Integrated Cropping Systems Team Addresses Management of Pesticide Resistance

AMES, Iowa -- There is much to consider when making management decisions in production agriculture – including the pesticide resistance of target pests (weed, insects, plant pathogens and nematodes). The complexity of crop production decision-making is escalated by frogeye leaf spot, the arrival of Palmer amaranth, and corn rootworm resistance – a few of the issues that have Iowa farmers concerned about pesticide resistance.

Members of the Iowa State University research and extension crops team will be at the Farm Progress Show talking to visitors about current and potential resistance issues and related management practices. The team includes agronomists, entomologists, plant pathologists and microbiologists, weed scientists and a climatologist.


Erin Hodgson, extension entomologist and associate professor of entomology, is a crops team leader and describes resistance as “the decreased susceptibility of a pest to a management strategy.” Often, resistance is associated with pesticides but it could include cultural control (e.g., crop rotation) and host plant resistance (e.g., Bt for insects).

“When it comes to insects, they are always trying to evolve to be more competitive,” said Hodgson. “Eventually, insects will overcome our standard management tactics. Some, like western corn rootworm, just do it faster than most.”

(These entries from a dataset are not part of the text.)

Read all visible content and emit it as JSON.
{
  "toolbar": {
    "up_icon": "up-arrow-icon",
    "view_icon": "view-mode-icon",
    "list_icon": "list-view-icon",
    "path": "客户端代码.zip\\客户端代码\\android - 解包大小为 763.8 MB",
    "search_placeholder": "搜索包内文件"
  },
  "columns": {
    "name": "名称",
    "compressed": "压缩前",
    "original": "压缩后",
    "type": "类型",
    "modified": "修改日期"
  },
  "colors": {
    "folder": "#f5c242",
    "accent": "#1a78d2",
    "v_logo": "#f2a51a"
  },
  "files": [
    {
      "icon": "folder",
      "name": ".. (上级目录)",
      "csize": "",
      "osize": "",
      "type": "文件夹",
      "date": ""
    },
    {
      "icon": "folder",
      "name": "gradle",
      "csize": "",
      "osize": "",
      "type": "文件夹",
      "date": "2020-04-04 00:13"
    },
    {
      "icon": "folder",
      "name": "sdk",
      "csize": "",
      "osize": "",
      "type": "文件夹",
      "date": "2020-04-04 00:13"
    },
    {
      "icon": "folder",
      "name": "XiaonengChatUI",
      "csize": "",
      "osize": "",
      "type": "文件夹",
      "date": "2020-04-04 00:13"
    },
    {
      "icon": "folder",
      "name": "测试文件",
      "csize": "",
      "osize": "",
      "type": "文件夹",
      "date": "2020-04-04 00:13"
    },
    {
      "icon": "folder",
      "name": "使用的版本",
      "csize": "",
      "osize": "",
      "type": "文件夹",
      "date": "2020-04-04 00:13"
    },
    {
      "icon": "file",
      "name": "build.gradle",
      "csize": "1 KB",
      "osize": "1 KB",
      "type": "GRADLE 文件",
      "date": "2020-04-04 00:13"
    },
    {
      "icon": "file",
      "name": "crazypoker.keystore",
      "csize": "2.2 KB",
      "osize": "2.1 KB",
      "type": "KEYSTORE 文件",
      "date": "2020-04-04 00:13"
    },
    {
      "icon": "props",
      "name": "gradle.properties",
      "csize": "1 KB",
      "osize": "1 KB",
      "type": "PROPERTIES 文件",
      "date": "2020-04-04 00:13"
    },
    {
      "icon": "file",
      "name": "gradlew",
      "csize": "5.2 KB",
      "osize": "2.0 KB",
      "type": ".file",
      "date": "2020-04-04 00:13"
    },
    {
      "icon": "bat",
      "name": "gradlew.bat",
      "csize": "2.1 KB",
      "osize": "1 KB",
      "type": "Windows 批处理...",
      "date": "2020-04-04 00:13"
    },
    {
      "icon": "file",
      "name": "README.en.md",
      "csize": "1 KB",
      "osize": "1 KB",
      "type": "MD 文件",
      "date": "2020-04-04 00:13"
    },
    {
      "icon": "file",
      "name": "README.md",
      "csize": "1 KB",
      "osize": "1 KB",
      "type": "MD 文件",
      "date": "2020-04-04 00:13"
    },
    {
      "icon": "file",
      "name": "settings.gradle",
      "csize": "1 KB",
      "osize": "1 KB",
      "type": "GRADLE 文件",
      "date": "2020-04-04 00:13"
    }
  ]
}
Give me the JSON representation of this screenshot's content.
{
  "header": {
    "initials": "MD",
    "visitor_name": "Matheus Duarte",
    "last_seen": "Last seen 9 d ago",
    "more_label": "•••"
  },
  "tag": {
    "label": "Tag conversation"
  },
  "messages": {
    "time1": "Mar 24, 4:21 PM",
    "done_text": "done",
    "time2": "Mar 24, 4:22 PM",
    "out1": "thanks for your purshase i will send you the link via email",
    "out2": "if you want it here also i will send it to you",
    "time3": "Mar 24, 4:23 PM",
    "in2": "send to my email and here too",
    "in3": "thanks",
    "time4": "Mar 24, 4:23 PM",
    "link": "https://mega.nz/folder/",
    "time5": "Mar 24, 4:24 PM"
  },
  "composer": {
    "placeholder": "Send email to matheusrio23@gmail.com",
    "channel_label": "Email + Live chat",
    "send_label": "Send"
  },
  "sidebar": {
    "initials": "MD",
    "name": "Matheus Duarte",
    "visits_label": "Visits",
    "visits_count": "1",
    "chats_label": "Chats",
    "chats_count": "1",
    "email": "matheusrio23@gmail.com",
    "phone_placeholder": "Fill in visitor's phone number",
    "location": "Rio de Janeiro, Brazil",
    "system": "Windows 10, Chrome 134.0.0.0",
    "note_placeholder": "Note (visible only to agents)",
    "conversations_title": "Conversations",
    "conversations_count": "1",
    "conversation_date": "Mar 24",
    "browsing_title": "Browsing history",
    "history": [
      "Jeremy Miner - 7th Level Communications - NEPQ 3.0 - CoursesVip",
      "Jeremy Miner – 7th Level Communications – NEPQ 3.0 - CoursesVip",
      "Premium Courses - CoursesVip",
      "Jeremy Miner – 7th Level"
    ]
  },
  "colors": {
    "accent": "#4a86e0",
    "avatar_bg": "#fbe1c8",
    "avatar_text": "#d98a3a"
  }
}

Weeds with resistance to herbicides were first found in the 1950s. Now that Palmer amaranth has arrived in five Iowa counties – along with its history of resistance in other states – herbicide resistant weeds are getting more attention. Bob Hartzler, agronomy professor and extension weed scientist with Iowa State University, says the solution to managing the situation is simple – farmers must stop doing what they are doing (referring to spraying glyphosate on fields planted with seeds genetically engineered to tolerate the chemical) and take different actions.

“Start deploying more diverse weed management strategies that incorporate some combination of crop rotation, cover crops, manual tillage, and a broader range of herbicides less dependent on glyphosate,” said Hartzler.

Diseases and Integrated Pest Management

Daren Mueller, extension soybean pathologist and coordinator of the Integrated Pest Management program at Iowa State, says pesticide resistance results from using the same pesticide repeatedly. When resistant weeds, insects and fungi are present, Mueller says a biotype of an organism has survived exposure to a pesticide that would normally kill an individual of that species. Resistance can be managed several ways so that pesticides remain a useful way of controlling pest organisms now and in the future.

“Only apply pesticides when needed – scout fields to determine pest populations and only use pesticides when thresholds are met. Then follow label directions,” Mueller said. “Rotate types of pesticides during the year and from year to year. And use alternative management options such as production practices, natural enemies, crop resistance and crop rotation.”

The Iowa State crops team and IPM program provide up-to-date resources and information through trainings, field days, demonstration sites, online newsletter and publications. The team publishes articles in the Integrated Crop Management newsletter at containing the latest information available. Scouting and pest identification guides created by team members are available from the Extension Online Store at

Visit the Iowa State University tent at the Farm Progress Show Aug. 26-28 to meet Iowa State researchers and specialists working in the area of pest resistance.